HSNT is passionate about helping animals in need. Our mission is to act as an advocate on behalf of all animals and to ensure their legal, moral and ethical consideration and protection. We provide for the well-being of animals who are abandoned, injured, mistreated or otherwise in need. We promote an appreciation of animals and seek to instill respect for all living creatures.
HSNT's Early History
Dr. John S. Burns
On a summer night in 1904, an enthusiastic group of people met in Fort Worth to talk about their plan to form a Humane Society. The group included doctors, businessmen, homemakers, and a judge. Some of the women had worked to protect children and animals in the 1890’s. Now, they joined the new group to fight cruelties. Reading about life in Fort Worth 100 years ago helps us understand their determination. In the city streets it was common to see horses and mules staggering as they pulled overloaded wagons while being beaten with bullhide whips. Newspaper stories often reported the abandonment of infants and young children and the physical abuse of women by drunken husbands. The member of the new Society held frequent meetings, often at the Fakes Furniture Store, which was owned by the Humane Society’s first President, W. G. Turner. Volunteers were organized, duties assigned. In 1905, the Fort Worth Humane Society was officially incorporated as an independent charitable organization with this purpose: “to protect women and children and to prevent cruelty to animals.”
Humane Society volunteers worked with the small police force and sheriff’s deputies to warn first and arrest if necessary owners of over worked horses. Every year the work increased. A Humane officer was employed to patrol the streets and to answer complaints. Since many cruelties occurred outside the city limits, the Society changed its name to “Tarrant County Humane Society” in 1910. Four fountains were built to water thirsty horses and mules coming into the city from dry West Texas . By 1915, the amount and scope of the work done was impressive. A quarterly report for January – March, 1915, states that 1, 525 complaints were investigated.
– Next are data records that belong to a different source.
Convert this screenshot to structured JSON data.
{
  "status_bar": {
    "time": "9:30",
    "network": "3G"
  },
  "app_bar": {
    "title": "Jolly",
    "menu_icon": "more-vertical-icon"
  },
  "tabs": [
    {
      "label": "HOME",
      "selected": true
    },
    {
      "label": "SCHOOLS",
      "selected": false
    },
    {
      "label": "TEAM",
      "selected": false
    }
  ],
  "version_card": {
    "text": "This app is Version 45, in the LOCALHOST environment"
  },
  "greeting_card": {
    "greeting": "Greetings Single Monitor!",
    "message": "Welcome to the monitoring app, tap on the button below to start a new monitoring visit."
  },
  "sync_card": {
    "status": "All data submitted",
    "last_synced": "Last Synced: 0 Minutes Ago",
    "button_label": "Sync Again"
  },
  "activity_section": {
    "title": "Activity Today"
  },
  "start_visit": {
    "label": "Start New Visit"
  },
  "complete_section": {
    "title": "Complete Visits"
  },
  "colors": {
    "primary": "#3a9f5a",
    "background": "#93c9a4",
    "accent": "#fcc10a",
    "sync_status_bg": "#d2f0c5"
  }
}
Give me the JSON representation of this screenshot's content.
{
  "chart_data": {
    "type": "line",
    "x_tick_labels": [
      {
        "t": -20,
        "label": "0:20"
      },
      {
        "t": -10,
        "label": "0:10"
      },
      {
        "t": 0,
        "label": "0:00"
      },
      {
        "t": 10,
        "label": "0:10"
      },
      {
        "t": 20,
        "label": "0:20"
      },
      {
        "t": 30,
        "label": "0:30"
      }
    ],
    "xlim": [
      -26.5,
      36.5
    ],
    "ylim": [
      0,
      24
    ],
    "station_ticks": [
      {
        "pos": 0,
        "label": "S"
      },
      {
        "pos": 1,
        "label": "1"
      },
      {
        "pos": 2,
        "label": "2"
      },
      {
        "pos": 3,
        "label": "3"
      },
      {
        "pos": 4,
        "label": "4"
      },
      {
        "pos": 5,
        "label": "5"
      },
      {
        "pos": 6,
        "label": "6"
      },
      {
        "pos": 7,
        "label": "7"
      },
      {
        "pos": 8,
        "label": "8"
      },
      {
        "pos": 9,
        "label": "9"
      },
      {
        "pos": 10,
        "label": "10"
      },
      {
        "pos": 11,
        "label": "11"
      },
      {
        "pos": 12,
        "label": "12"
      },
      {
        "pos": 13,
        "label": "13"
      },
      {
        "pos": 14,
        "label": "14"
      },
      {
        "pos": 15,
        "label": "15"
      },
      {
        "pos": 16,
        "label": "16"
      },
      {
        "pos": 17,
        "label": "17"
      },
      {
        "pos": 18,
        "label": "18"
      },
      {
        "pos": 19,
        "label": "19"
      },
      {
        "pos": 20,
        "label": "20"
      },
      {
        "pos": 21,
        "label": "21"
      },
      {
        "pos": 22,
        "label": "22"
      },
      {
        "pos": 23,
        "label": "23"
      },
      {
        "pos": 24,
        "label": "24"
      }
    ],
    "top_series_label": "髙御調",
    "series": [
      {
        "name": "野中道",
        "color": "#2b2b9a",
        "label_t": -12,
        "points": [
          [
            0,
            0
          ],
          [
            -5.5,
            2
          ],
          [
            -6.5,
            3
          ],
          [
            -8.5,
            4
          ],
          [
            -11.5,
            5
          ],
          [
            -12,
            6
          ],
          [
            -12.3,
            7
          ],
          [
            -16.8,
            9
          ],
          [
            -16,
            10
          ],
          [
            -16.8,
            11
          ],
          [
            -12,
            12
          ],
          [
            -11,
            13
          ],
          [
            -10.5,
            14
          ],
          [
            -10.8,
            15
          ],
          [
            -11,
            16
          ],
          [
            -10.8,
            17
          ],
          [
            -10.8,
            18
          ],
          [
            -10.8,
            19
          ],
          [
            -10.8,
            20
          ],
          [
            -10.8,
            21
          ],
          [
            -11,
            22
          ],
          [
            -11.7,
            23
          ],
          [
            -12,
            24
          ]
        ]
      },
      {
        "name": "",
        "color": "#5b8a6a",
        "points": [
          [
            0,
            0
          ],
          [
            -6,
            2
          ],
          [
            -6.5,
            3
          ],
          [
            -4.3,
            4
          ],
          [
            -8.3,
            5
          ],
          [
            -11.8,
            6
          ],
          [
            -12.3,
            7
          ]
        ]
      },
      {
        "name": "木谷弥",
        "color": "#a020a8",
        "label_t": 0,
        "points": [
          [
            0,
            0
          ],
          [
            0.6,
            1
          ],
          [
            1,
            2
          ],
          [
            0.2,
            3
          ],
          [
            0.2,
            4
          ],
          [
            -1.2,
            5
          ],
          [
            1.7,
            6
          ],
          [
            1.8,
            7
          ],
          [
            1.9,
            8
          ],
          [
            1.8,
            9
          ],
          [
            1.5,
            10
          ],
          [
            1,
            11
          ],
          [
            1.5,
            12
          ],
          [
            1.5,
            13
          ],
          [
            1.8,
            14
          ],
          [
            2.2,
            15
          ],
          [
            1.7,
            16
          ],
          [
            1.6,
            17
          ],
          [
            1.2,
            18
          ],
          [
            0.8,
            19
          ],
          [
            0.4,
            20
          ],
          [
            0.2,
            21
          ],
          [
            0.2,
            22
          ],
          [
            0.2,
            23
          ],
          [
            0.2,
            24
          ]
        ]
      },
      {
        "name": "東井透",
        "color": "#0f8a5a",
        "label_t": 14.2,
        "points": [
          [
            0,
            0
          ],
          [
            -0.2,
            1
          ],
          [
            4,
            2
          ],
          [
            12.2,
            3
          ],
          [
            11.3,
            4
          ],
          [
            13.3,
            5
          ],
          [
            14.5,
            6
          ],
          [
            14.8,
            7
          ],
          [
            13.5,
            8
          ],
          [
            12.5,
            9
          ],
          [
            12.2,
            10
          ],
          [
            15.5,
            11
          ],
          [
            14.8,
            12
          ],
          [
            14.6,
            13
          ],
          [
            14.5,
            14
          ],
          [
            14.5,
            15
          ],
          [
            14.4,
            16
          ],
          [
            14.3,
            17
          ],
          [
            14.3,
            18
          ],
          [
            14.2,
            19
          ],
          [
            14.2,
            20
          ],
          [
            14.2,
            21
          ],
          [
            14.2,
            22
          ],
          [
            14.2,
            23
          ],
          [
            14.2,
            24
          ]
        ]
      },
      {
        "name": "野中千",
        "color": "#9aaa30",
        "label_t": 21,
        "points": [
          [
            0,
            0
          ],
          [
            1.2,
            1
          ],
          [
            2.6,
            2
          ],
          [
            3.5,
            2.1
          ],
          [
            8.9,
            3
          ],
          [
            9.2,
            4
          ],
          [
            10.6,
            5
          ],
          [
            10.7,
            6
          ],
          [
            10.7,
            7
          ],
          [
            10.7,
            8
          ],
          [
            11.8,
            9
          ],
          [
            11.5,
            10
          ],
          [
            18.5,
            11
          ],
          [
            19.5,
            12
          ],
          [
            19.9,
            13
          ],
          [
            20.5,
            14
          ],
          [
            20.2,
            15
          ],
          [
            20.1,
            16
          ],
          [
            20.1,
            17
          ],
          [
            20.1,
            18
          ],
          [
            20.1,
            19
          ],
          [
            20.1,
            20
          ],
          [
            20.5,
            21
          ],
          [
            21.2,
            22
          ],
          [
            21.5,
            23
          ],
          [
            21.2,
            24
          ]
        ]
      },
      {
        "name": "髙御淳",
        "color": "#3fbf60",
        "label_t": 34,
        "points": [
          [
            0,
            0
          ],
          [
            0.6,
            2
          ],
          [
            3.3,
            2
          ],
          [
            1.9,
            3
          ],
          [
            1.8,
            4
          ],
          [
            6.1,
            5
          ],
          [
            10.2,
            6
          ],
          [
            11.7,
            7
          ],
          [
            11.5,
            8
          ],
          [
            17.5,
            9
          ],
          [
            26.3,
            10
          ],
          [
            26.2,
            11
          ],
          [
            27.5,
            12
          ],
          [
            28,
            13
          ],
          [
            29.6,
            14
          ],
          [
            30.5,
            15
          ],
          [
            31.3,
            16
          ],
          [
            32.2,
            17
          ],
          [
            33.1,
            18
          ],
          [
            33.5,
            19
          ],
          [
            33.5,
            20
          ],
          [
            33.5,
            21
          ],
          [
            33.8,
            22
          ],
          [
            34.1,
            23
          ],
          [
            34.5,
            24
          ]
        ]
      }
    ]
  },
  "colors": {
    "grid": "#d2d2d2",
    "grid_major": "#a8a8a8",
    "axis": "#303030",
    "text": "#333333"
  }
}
The cases included two little girls found in a brothel, a woman with a two-week old infant, who was cruelly beaten by her husband, homes were found for abandoned children, jobs were found for young boys taken from the overcrowded jail. Hundreds of animals were rescued from starvation, neglect, and physical abuse: 281 horses but also mules, cows, calves, cats, dogs, poultry (including a box car full of chickens), and a monkey. The work done by the pioneer founders of our Humane Society is our heritage.
In 1982, our name was changed to the Humane Society of North Texas to reflect our belief that kindness cannot stop at county lines and to indicate our investigative and rescue work in neighboring counties. Today, strong laws protect children and shelters have been established for endangered women. But animals still need our Humane Society just as they did 100 years ago.